  • Between Weeks 20 and 24, repetitive lifting up to 23 kg (51 lbs) is permitted. A weight limit of 11 kg (24 lbs) is specified after Week 24.
  • After Week 30, intermittent lifting up to 11 kg (24 lbs) is permitted.

If you think this is a lot to lift, you may be right (read on)…

The researchers were interested in using an in depth tool to determine if the above guidelines could be better. To do so, they applied the National Institute for Occupational Safety and Health’s (NIOSH) recommended lifting levels (RWLs) to pregnant women. They also completed an extensive literature review to ensure that pregnant workers were sufficiently protected from any other risk!

The NIOSH lifting equation is a widely used ergonomic tool that quantifies safe lifting based on:

  • Horizontal reach distance
  • Vertical height of the lift
  • Symmetry (with respect to twisting of the spine during the lift)
  • Duration of lifting
  • Type of hand holds in the item to be lifted

Guess what? If you said that the existing lifting limits were too much, you were RIGHT!

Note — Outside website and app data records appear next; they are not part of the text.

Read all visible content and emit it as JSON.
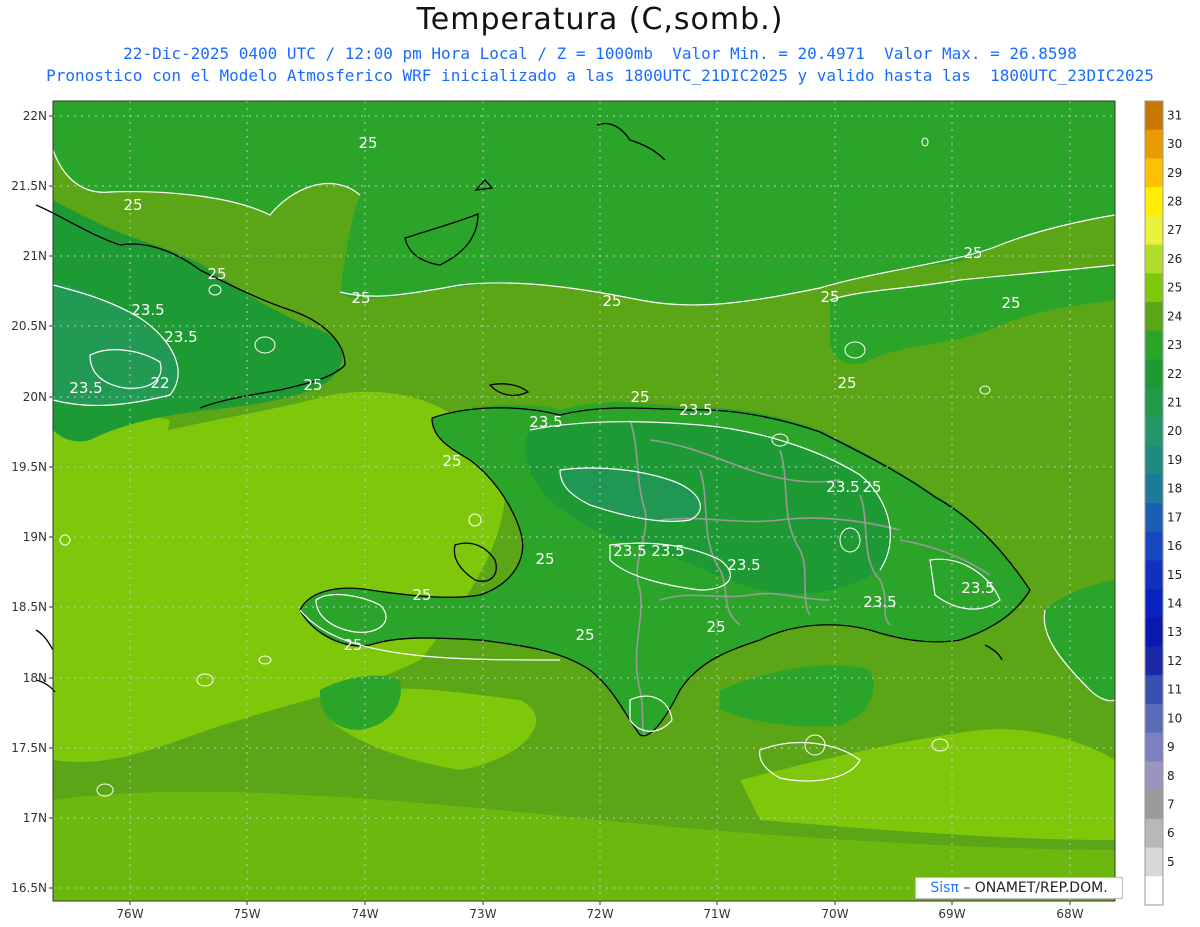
{
  "title": "Temperatura (C,somb.)",
  "subtitle_line1": "22-Dic-2025 0400 UTC / 12:00 pm Hora Local / Z = 1000mb  Valor Min. = 20.4971  Valor Max. = 26.8598",
  "subtitle_line2": "Pronostico con el Modelo Atmosferico WRF inicializado a las 1800UTC_21DIC2025 y valido hasta las  1800UTC_23DIC2025",
  "colors": {
    "ocean": "#5aa616",
    "ocean_light": "#7ec70a",
    "land_dark": "#1e9a34",
    "land_mid": "#2aa52a",
    "teal": "#289a5a",
    "coast": "#000000",
    "borders": "#999999"
  },
  "map": {
    "lat_labels": [
      "22N",
      "21.5N",
      "21N",
      "20.5N",
      "20N",
      "19.5N",
      "19N",
      "18.5N",
      "18N",
      "17.5N",
      "17N",
      "16.5N"
    ],
    "lon_labels": [
      "76W",
      "75W",
      "74W",
      "73W",
      "72W",
      "71W",
      "70W",
      "69W",
      "68W"
    ],
    "contour_labels": [
      "25",
      "25",
      "25",
      "25",
      "25",
      "25",
      "25",
      "25",
      "25",
      "25",
      "25",
      "25",
      "25",
      "25",
      "25",
      "25",
      "25",
      "25",
      "23.5",
      "23.5",
      "23.5",
      "23.5",
      "23.5",
      "23.5",
      "23.5",
      "23.5",
      "23.5",
      "23.5",
      "23.5",
      "22"
    ]
  },
  "colorbar": {
    "labels": [
      "31",
      "30",
      "29",
      "28",
      "27",
      "26",
      "25",
      "24",
      "23",
      "22",
      "21",
      "20",
      "19",
      "18",
      "17",
      "16",
      "15",
      "14",
      "13",
      "12",
      "11",
      "10",
      "9",
      "8",
      "7",
      "6",
      "5"
    ],
    "colors": [
      "#c87800",
      "#e89a00",
      "#ffc000",
      "#ffee00",
      "#e8f23a",
      "#b0de2a",
      "#7ec70a",
      "#5aa616",
      "#2aa52a",
      "#1e9a34",
      "#209a48",
      "#23966a",
      "#1f8a80",
      "#1d7a98",
      "#1a5eb6",
      "#1848c0",
      "#1030c0",
      "#0a22c0",
      "#0a18b0",
      "#1a28a8",
      "#3a50b0",
      "#5a6cb8",
      "#7a80c0",
      "#9a94c0",
      "#9a9a9a",
      "#b8b8b8",
      "#d8d8d8",
      "#ffffff"
    ]
  },
  "credit": {
    "logo": "Sisπ",
    "text": "– ONAMET/REP.DOM."
  }
}
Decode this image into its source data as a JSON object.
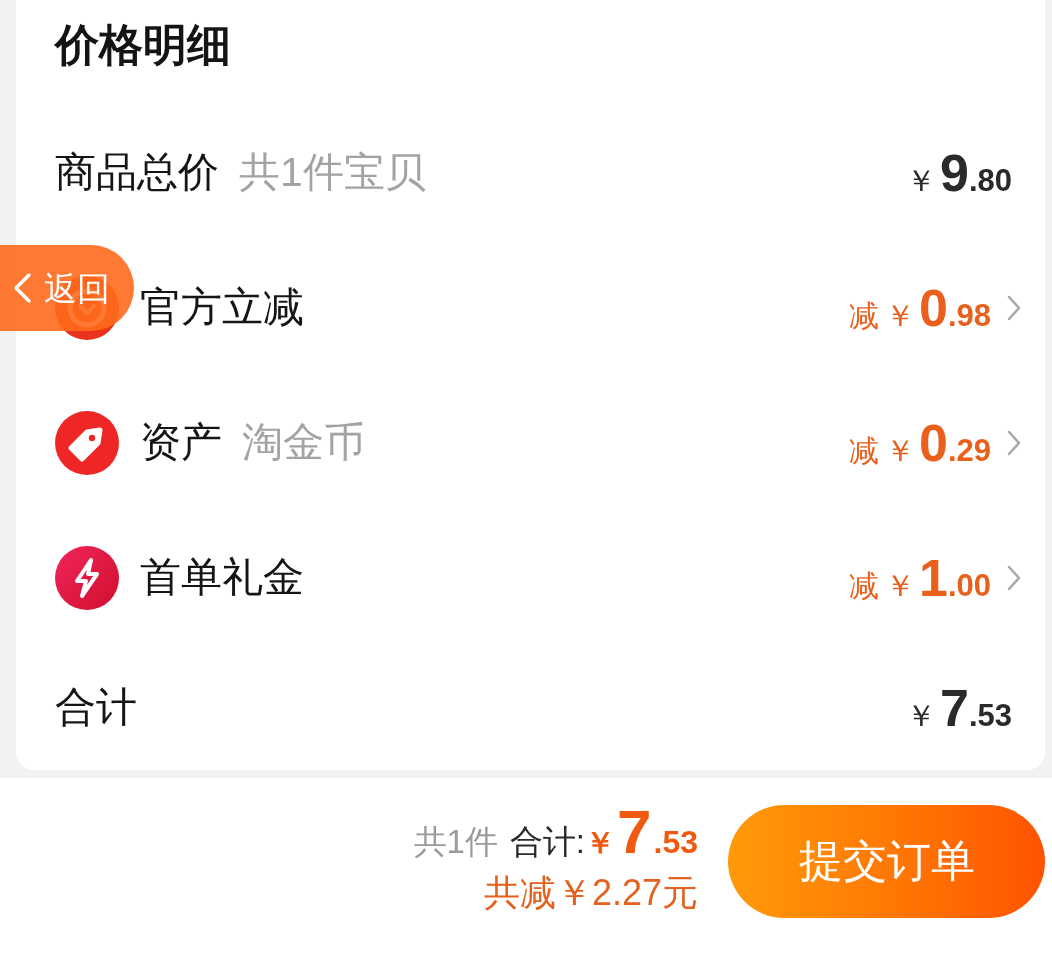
{
  "section_title": "价格明细",
  "rows": [
    {
      "kind": "subtotal",
      "label": "商品总价",
      "note": "共1件宝贝",
      "amount": {
        "currency": "￥",
        "whole": "9",
        "fraction": ".80"
      }
    },
    {
      "kind": "discount",
      "label": "官方立减",
      "amount": {
        "prefix": "减",
        "currency": "￥",
        "whole": "0",
        "fraction": ".98"
      }
    },
    {
      "kind": "discount",
      "label": "资产",
      "note": "淘金币",
      "amount": {
        "prefix": "减",
        "currency": "￥",
        "whole": "0",
        "fraction": ".29"
      }
    },
    {
      "kind": "discount",
      "label": "首单礼金",
      "amount": {
        "prefix": "减",
        "currency": "￥",
        "whole": "1",
        "fraction": ".00"
      }
    },
    {
      "kind": "total",
      "label": "合计",
      "amount": {
        "currency": "￥",
        "whole": "7",
        "fraction": ".53"
      }
    }
  ],
  "back_button": {
    "label": "返回"
  },
  "footer": {
    "item_count": "共1件",
    "total_label": "合计:",
    "total": {
      "currency": "￥",
      "whole": "7",
      "fraction": ".53"
    },
    "savings": "共减￥2.27元",
    "submit_button": "提交订单"
  }
}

The researchers found that the original AMA guidelines were substantially higher than the ergonomic calculated limits (using NIOSH lifting equation).

When that person is lifting in non-ideal lifting conditions (for example from above shoulder level) the ideal lifting weights are even lighter. The shear fact of being pregnant, by definition, makes most lifts non-ideal due to the increased horizontal reach distance imposed by increased abdominal girth; due to the growing baby, the horizontal load distance will also substantially increase through the pregnancy. So, the recommended weight limits from the first half of pregnancy will not be protective enough for the second half.

Other pregnancy risk reduction strategies:

  • Limit constrained postural demands (ie: prolonged standing, stooping)
  • Limit frequent/prolonged back bending (for more than 1 hour / day)
  • Limit work overhead
  • Limit bending forward
  • Limit picking up objects from the floor in the later stages of pregnancy

Also important to note: the recommended weight limits guidelines are violated when the lifting frequency exceeds 3 lifts per minute. Job risk analyses should be completed to consider all risks for the pregnant worker and actions at this point may prohibit lifting or choosing a lifting condition more acceptable may be recommended by a treatment practitioner.

The below recommendations present lifting thresholds that most pregnant workers with uncomplicated pregnancies should be able to perform without increased risk of adverse maternal and fetal health consequences.


Waters, T., MacDonald, L., Hudock, S. & Goddard, D. (2014). Provisional Recommended Weight Limits for Manual Lifting During Pregnancy. Human Factors, 56 (1): 203–214.